  6. The ocean is so complex oceanographers must use computer models to help understand the ocean. The models process observations; they calculate currents, temperature, and density; and they describe the interactions among systems. “Modeling has become a mainstream activity. Today’s biological oceanography student is more likely to have a model than a microscope.” (Barber and Hilting, 2000: page 19)
  7. Models that combine winds, currents, and temperature are being used to produce forecasts of ocean currents many weeks in advance.

Regarding Fisheries

  1. The number of large vertebrates in the ocean, including whales, seals, sharks, fish, and turtles, are only a few percent of their original, pre-industrial values (Jackson et al, 2001, Myers and Worm, 2003).
  2. The large vertebrates are gone and are not recovering because they or their prey have been caught or continue to be caught by humans.
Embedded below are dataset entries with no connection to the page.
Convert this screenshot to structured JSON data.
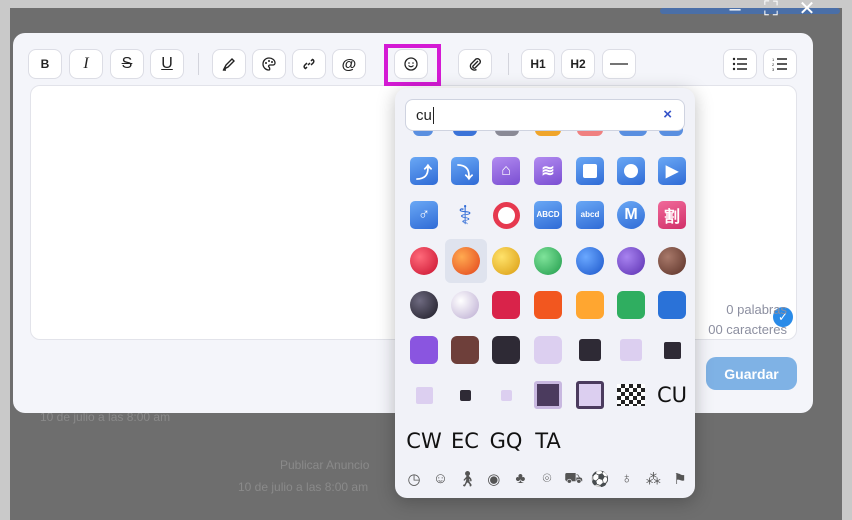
{
  "background": {
    "blurred_text_1": "Publicar Anuncio",
    "blurred_text_2": "10 de julio a las 8:00 am",
    "blurred_text_3": "10 de julio a las 8:00 am"
  },
  "window_controls": {
    "minimize_icon": "minimize-icon",
    "maximize_icon": "maximize-icon",
    "close_icon": "close-icon"
  },
  "toolbar": {
    "bold": "B",
    "italic": "I",
    "strike": "S",
    "underline": "U",
    "h1": "H1",
    "h2": "H2",
    "highlight_icon": "highlighter-icon",
    "color_icon": "palette-icon",
    "link_icon": "link-icon",
    "mention_icon": "at-icon",
    "emoji_icon": "smiley-icon",
    "attach_icon": "paperclip-icon",
    "hr_icon": "horizontal-rule-icon",
    "bullet_icon": "bulleted-list-icon",
    "ordered_icon": "numbered-list-icon"
  },
  "editor": {
    "words": "0 palabras",
    "chars": "00 caracteres",
    "save_label": "Guardar"
  },
  "emoji_picker": {
    "search_value": "cu",
    "clear_label": "×",
    "flag_letters": [
      "CU",
      "CW",
      "EC",
      "GQ",
      "TA"
    ],
    "tiles": {
      "abcd_upper": "ABCD",
      "abcd_lower": "abcd",
      "m_letter": "M",
      "kanji": "割",
      "male": "♂",
      "medical": "⚕"
    },
    "categories": [
      "recent-icon",
      "smileys-icon",
      "people-icon",
      "animals-icon",
      "nature-icon",
      "food-icon",
      "travel-icon",
      "activities-icon",
      "objects-icon",
      "symbols-icon",
      "flags-icon"
    ]
  },
  "colors": {
    "accent_highlight": "#d41ad4",
    "save_button": "#7fb2e5",
    "check": "#2a8be8"
  }
}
There are almost 40,000 industrialized fishing vessels fishing the ocean.
  3. Population growth is driving up the worldwide demand for fish, which has caused the world’s fish catch to declined since the 1980’s.
  4. Marine fishes off developing countries are being overfished because the countries lack the ability to enforce fisheries laws.
  5. There is an unequal competition for the ocean's fish resources, with the nations having factory ships winning, and small coastal nations using traditional fishing methods losing out.
  6. A major culprit in overfishing is the industrialized, pelagic longlining, gill netting, and trawling which indiscriminately fish the ocean.
  7. Regardless of gear type, unenforced fishing is unregulated fishing.
  8. We get out of this mess through change in policy and science.
  9. The primary goal of new policy is to control fishing effort at a sustainable level.
  10. The best way to protect fish stocks is to set aside no-fishing zones and perhaps limit the gear to be used. The precautionary principle (in the absence of certain knowledge) must be used to better advantage.

References
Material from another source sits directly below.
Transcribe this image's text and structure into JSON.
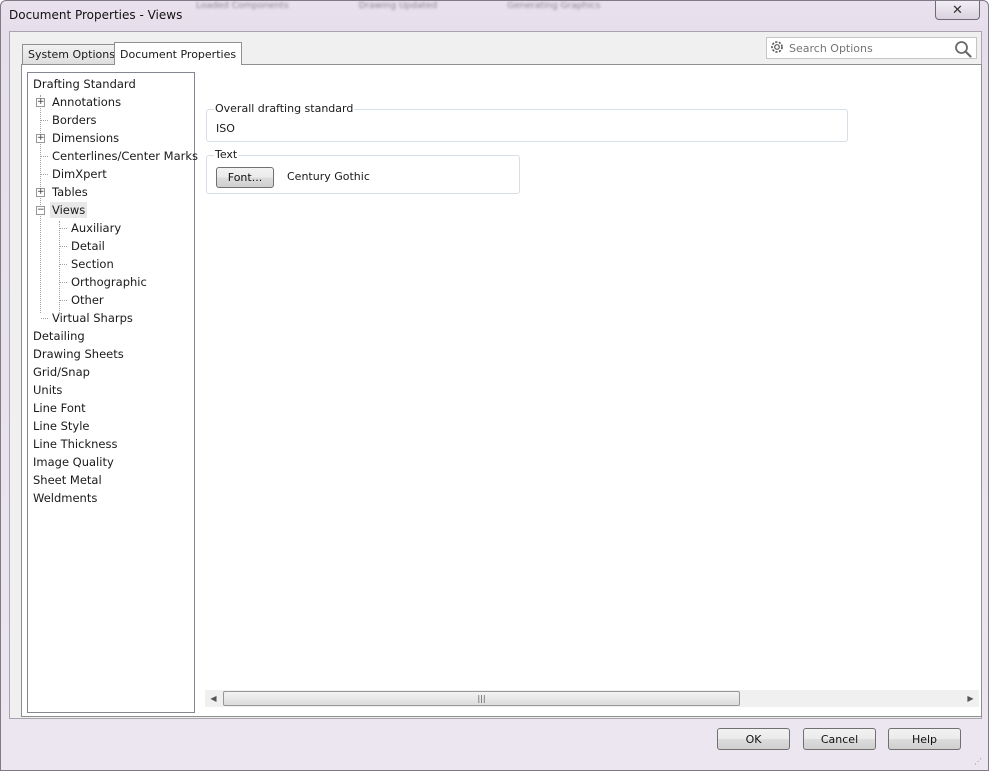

Barber, Richard T. and Hilting, Anna K. (2000). Achievements in biological oceanography In: 50 Years of Ocean Discovery: National Science Foundation 1950–2000. National Academy Press.
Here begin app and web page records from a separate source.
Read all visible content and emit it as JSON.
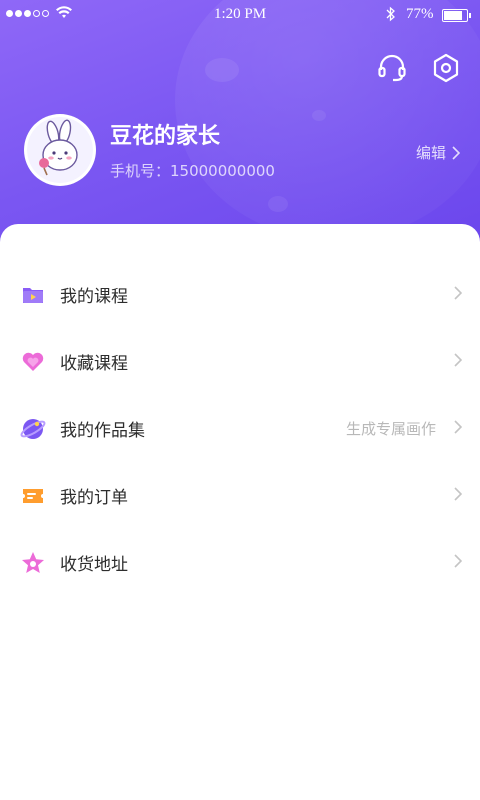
{
  "status_bar": {
    "time": "1:20 PM",
    "battery_percent": "77%",
    "battery_level": 0.77
  },
  "header": {
    "support_icon": "headset-icon",
    "settings_icon": "hexagon-settings-icon",
    "avatar_icon": "bunny-avatar",
    "user_name": "豆花的家长",
    "phone_label": "手机号：15000000000",
    "edit_label": "编辑"
  },
  "menu": {
    "items": [
      {
        "label": "我的课程",
        "hint": "",
        "icon": "course-folder-icon",
        "color": "#8a5cf6"
      },
      {
        "label": "收藏课程",
        "hint": "",
        "icon": "heart-icon",
        "color": "#ec6bd8"
      },
      {
        "label": "我的作品集",
        "hint": "生成专属画作",
        "icon": "planet-icon",
        "color": "#7b57f2"
      },
      {
        "label": "我的订单",
        "hint": "",
        "icon": "ticket-icon",
        "color": "#ff9d2e"
      },
      {
        "label": "收货地址",
        "hint": "",
        "icon": "star-icon",
        "color": "#ec6bd8"
      }
    ]
  },
  "colors": {
    "header_start": "#8f68f7",
    "header_end": "#6a45ec",
    "text_primary": "#2d2d2d",
    "text_hint": "#b8b8b8"
  }
}
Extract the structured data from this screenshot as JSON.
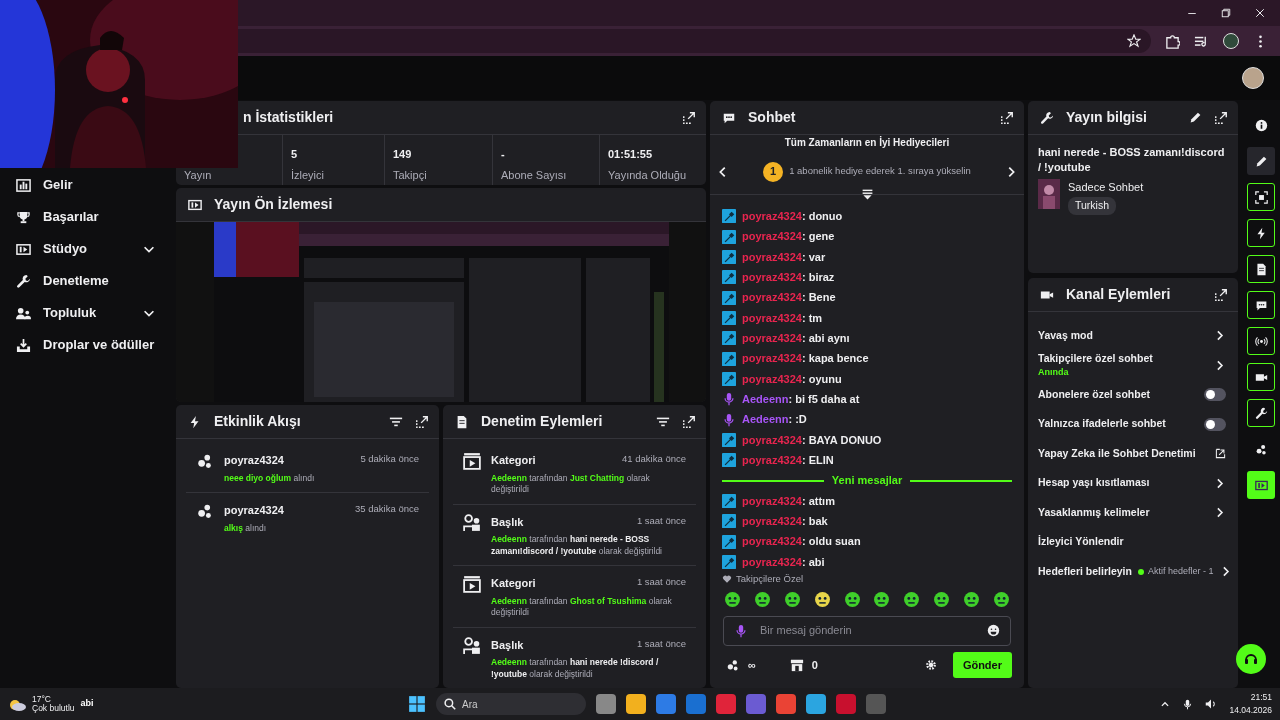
{
  "sidebar": {
    "items": [
      {
        "label": "Gelir",
        "expandable": false
      },
      {
        "label": "Başarılar",
        "expandable": false
      },
      {
        "label": "Stüdyo",
        "expandable": true
      },
      {
        "label": "Denetleme",
        "expandable": false
      },
      {
        "label": "Topluluk",
        "expandable": true
      },
      {
        "label": "Droplar ve ödüller",
        "expandable": false
      }
    ]
  },
  "stats": {
    "title": "n İstatistikleri",
    "items": [
      {
        "label": "Yayın"
      },
      {
        "value": "5",
        "label": "İzleyici"
      },
      {
        "value": "149",
        "label": "Takipçi"
      },
      {
        "value": "-",
        "label": "Abone Sayısı"
      },
      {
        "value": "01:51:55",
        "label": "Yayında Olduğu"
      }
    ]
  },
  "preview": {
    "title": "Yayın Ön İzlemesi"
  },
  "activity": {
    "title": "Etkinlik Akışı",
    "items": [
      {
        "user": "poyraz4324",
        "time": "5 dakika önce",
        "parts": [
          {
            "kind": "accent",
            "text": "neee diyo oğlum"
          },
          {
            "kind": "muted",
            "text": "alındı"
          }
        ]
      },
      {
        "user": "poyraz4324",
        "time": "35 dakika önce",
        "parts": [
          {
            "kind": "accent",
            "text": "alkış"
          },
          {
            "kind": "muted",
            "text": "alındı"
          }
        ]
      }
    ]
  },
  "moderation": {
    "title": "Denetim Eylemleri",
    "items": [
      {
        "kind": "category",
        "title": "Kategori",
        "time": "41 dakika önce",
        "parts": [
          {
            "kind": "accent",
            "text": "Aedeenn"
          },
          {
            "kind": "muted",
            "text": "tarafından"
          },
          {
            "kind": "accent",
            "text": "Just Chatting"
          },
          {
            "kind": "muted",
            "text": "olarak değiştirildi"
          }
        ]
      },
      {
        "kind": "title",
        "title": "Başlık",
        "time": "1 saat önce",
        "parts": [
          {
            "kind": "accent",
            "text": "Aedeenn"
          },
          {
            "kind": "muted",
            "text": "tarafından"
          },
          {
            "kind": "strong",
            "text": "hani nerede - BOSS zamanı!discord / !youtube"
          },
          {
            "kind": "muted",
            "text": "olarak değiştirildi"
          }
        ]
      },
      {
        "kind": "category",
        "title": "Kategori",
        "time": "1 saat önce",
        "parts": [
          {
            "kind": "accent",
            "text": "Aedeenn"
          },
          {
            "kind": "muted",
            "text": "tarafından"
          },
          {
            "kind": "accent",
            "text": "Ghost of Tsushima"
          },
          {
            "kind": "muted",
            "text": "olarak değiştirildi"
          }
        ]
      },
      {
        "kind": "title",
        "title": "Başlık",
        "time": "1 saat önce",
        "parts": [
          {
            "kind": "accent",
            "text": "Aedeenn"
          },
          {
            "kind": "muted",
            "text": "tarafından"
          },
          {
            "kind": "strong",
            "text": "hani nerede !discord / !youtube"
          },
          {
            "kind": "muted",
            "text": "olarak değiştirildi"
          }
        ]
      }
    ]
  },
  "chat": {
    "title": "Sohbet",
    "leaderboard": {
      "title": "Tüm Zamanların en İyi Hediyecileri",
      "rank": "1",
      "text": "1 abonelik hediye ederek 1. sıraya yükselin"
    },
    "messages": [
      {
        "kind": "moderator",
        "user": "poyraz4324",
        "color": "#e8254f",
        "text": ": donuo"
      },
      {
        "kind": "moderator",
        "user": "poyraz4324",
        "color": "#e8254f",
        "text": ": gene"
      },
      {
        "kind": "moderator",
        "user": "poyraz4324",
        "color": "#e8254f",
        "text": ": var"
      },
      {
        "kind": "moderator",
        "user": "poyraz4324",
        "color": "#e8254f",
        "text": ": biraz"
      },
      {
        "kind": "moderator",
        "user": "poyraz4324",
        "color": "#e8254f",
        "text": ": Bene"
      },
      {
        "kind": "moderator",
        "user": "poyraz4324",
        "color": "#e8254f",
        "text": ": tm"
      },
      {
        "kind": "moderator",
        "user": "poyraz4324",
        "color": "#e8254f",
        "text": ": abi aynı"
      },
      {
        "kind": "moderator",
        "user": "poyraz4324",
        "color": "#e8254f",
        "text": ": kapa bence"
      },
      {
        "kind": "moderator",
        "user": "poyraz4324",
        "color": "#e8254f",
        "text": ": oyunu"
      },
      {
        "kind": "broadcaster",
        "user": "Aedeenn",
        "color": "#a855f7",
        "text": ": bi f5 daha at"
      },
      {
        "kind": "broadcaster",
        "user": "Aedeenn",
        "color": "#a855f7",
        "text": ": :D"
      },
      {
        "kind": "moderator",
        "user": "poyraz4324",
        "color": "#e8254f",
        "text": ": BAYA DONUO"
      },
      {
        "kind": "moderator",
        "user": "poyraz4324",
        "color": "#e8254f",
        "text": ": ELIN"
      },
      {
        "kind": "divider",
        "text": "Yeni mesajlar"
      },
      {
        "kind": "moderator",
        "user": "poyraz4324",
        "color": "#e8254f",
        "text": ": attım"
      },
      {
        "kind": "moderator",
        "user": "poyraz4324",
        "color": "#e8254f",
        "text": ": bak"
      },
      {
        "kind": "moderator",
        "user": "poyraz4324",
        "color": "#e8254f",
        "text": ": oldu suan"
      },
      {
        "kind": "moderator",
        "user": "poyraz4324",
        "color": "#e8254f",
        "text": ": abi"
      }
    ],
    "emote_set": "Takipçilere Özel",
    "placeholder": "Bir mesaj gönderin",
    "points": "∞",
    "store_count": "0",
    "send": "Gönder"
  },
  "stream_info": {
    "title": "Yayın bilgisi",
    "stream_title": "hani nerede - BOSS zamanı!discord / !youtube",
    "category": "Sadece Sohbet",
    "tag": "Turkish"
  },
  "channel_actions": {
    "title": "Kanal Eylemleri",
    "items": [
      {
        "kind": "link",
        "label": "Yavaş mod"
      },
      {
        "kind": "link",
        "label": "Takipçilere özel sohbet",
        "sublabel": "Anında"
      },
      {
        "kind": "toggle",
        "label": "Abonelere özel sohbet",
        "on": false
      },
      {
        "kind": "toggle",
        "label": "Yalnızca ifadelerle sohbet",
        "on": false
      },
      {
        "kind": "external",
        "label": "Yapay Zeka ile Sohbet Denetimi"
      },
      {
        "kind": "link",
        "label": "Hesap yaşı kısıtlaması"
      },
      {
        "kind": "link",
        "label": "Yasaklanmış kelimeler"
      },
      {
        "kind": "plain",
        "label": "İzleyici Yönlendir"
      },
      {
        "kind": "link",
        "label": "Hedefleri belirleyin",
        "status": "Aktif hedefler - 1"
      }
    ]
  },
  "taskbar": {
    "temperature": "17°C",
    "weather": "Çok bulutlu",
    "chat_overlay": "abi",
    "search": "Ara",
    "time": "21:51",
    "date": "14.04.2026"
  }
}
Hardin, G. (1968). "The tragedy of the commons." Science 162 (3859): 1243-1248.

Hardin, G. (1998). "ESSAYS ON SCIENCE AND SOCIETY: Extensions of The Tragedy of the Commons?" Science 280 (5364): 682-683.

Helvarg, David (2001). Blue Frontier: Saving America’s Living Seas. Henry Holt and Company.

Jackson, J. B. C., M. X. Kirby, W. H. Berger, K. A. Bjorndal, L. W. Botsford, B. J. Bourque, R. H. Bradbury, R. Cooke, J. Erlandson, J. A. Estes, T. P. Hughes, S. Kidwell, C. B. Lange, H. S. Lenihan, J. M. Pandolfi, C. H. Peterson, R. S. Steneck, M. J. Tegner and R. R. Warner (2001). "Historical Overfishing and the Recent Collapse of Coastal Ecosystems." Science 293 (5530): 629-637.

Jumars, P. A. (1993). Concepts in Biological Oceanography. Oxford, Oxford University Press.

Myers, R. A. and B. Worm (2003). "Rapid worldwide depletion of predatory fish communities." Nature 423 (6937): 280-283.

Oldroyd, D. R. (1996). Thinking About the Earth: A History of Ideas in Geology. Cambridge Massachusetts, Harvard University Press.

Pandolfi, J. M., R. H. Bradbury, E. Sala, T. P. Hughes, K. A. Bjorndal, R. G. Cooke, D. McArdle, L. McClenachan, M. J. H. Newman, G. Paredes, R. R. Warner and J. B. C. Jackson (2003). "Global Trajectories of the Long-Term Decline of Coral Reef Ecosystems." Science 301 (5635): 955-958.

Smil, V. (2002). The Earth's Biosphere. Cambridge Massachusetts, MIT Press.

Wilder, Robert J. (1998). Listening to the Sea: The Politics of Improving Environmental Protection. University of Pittsburgh Press.

Feedback

Please send comments to Dr. Bob (Bob Stewart).

Revised on: 16 July, 2008

Revised on: 6 January, 2009

Any questions?
E-mail Us!
All Site materials copyright.
Ocean World (c)2004

Topex/Poseidon Logo

This site is developed and maintained by the Jason Education Project at
Texas A&M University
through a contract from the
Jason Project
at the
NASA Jet Propulsion Laboratory

Ocean World Privacy Statement